> What you have to do: Pictures do not belong in the copy. Return all of the entries exactly.

[Opening Data listing section]

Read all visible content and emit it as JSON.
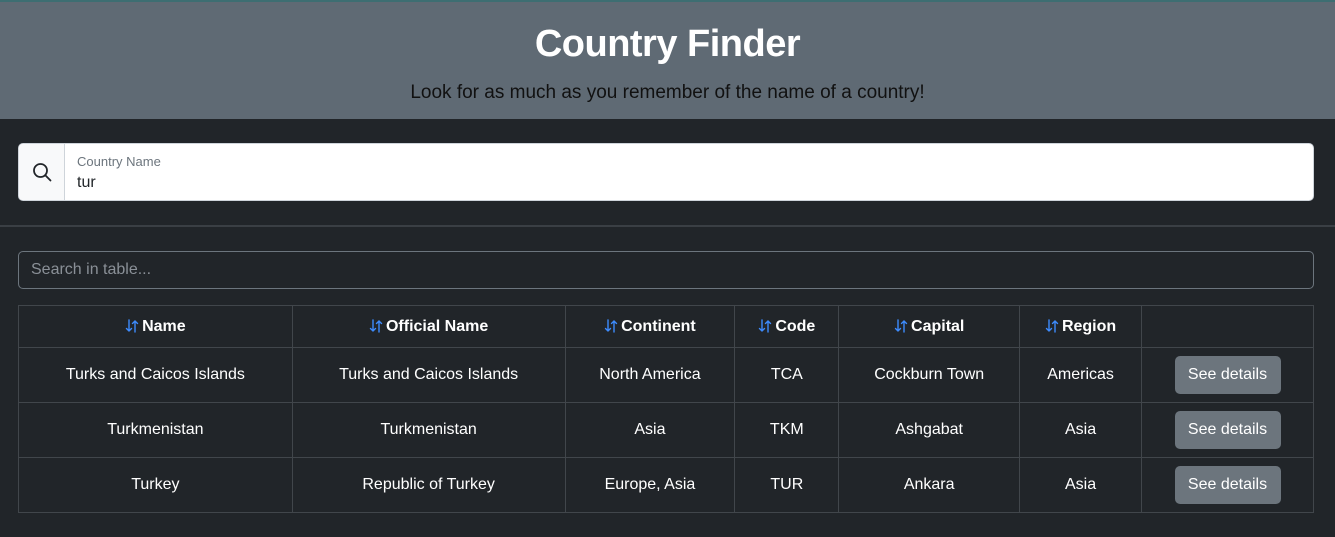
{
  "header": {
    "title": "Country Finder",
    "subtitle": "Look for as much as you remember of the name of a country!"
  },
  "search": {
    "label": "Country Name",
    "value": "tur",
    "icon": "search-icon"
  },
  "table_filter": {
    "placeholder": "Search in table..."
  },
  "table": {
    "columns": [
      "Name",
      "Official Name",
      "Continent",
      "Code",
      "Capital",
      "Region",
      ""
    ],
    "sort_icon_color": "#3d8bfd",
    "rows": [
      {
        "name": "Turks and Caicos Islands",
        "official": "Turks and Caicos Islands",
        "continent": "North America",
        "code": "TCA",
        "capital": "Cockburn Town",
        "region": "Americas",
        "action": "See details"
      },
      {
        "name": "Turkmenistan",
        "official": "Turkmenistan",
        "continent": "Asia",
        "code": "TKM",
        "capital": "Ashgabat",
        "region": "Asia",
        "action": "See details"
      },
      {
        "name": "Turkey",
        "official": "Republic of Turkey",
        "continent": "Europe, Asia",
        "code": "TUR",
        "capital": "Ankara",
        "region": "Asia",
        "action": "See details"
      }
    ]
  },
  "colors": {
    "header_bg": "#5f6a74",
    "page_bg": "#212529",
    "button_bg": "#6c757d"
  }
}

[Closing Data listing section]

> Answer to this task:
Read all visible content and emit it as JSON.
{
  "header": {
    "title": "Country Finder",
    "subtitle": "Look for as much as you remember of the name of a country!"
  },
  "search": {
    "label": "Country Name",
    "value": "tur",
    "icon": "search-icon"
  },
  "table_filter": {
    "placeholder": "Search in table..."
  },
  "table": {
    "columns": [
      "Name",
      "Official Name",
      "Continent",
      "Code",
      "Capital",
      "Region",
      ""
    ],
    "sort_icon_color": "#3d8bfd",
    "rows": [
      {
        "name": "Turks and Caicos Islands",
        "official": "Turks and Caicos Islands",
        "continent": "North America",
        "code": "TCA",
        "capital": "Cockburn Town",
        "region": "Americas",
        "action": "See details"
      },
      {
        "name": "Turkmenistan",
        "official": "Turkmenistan",
        "continent": "Asia",
        "code": "TKM",
        "capital": "Ashgabat",
        "region": "Asia",
        "action": "See details"
      },
      {
        "name": "Turkey",
        "official": "Republic of Turkey",
        "continent": "Europe, Asia",
        "code": "TUR",
        "capital": "Ankara",
        "region": "Asia",
        "action": "See details"
      }
    ]
  },
  "colors": {
    "header_bg": "#5f6a74",
    "page_bg": "#212529",
    "button_bg": "#6c757d"
  }
}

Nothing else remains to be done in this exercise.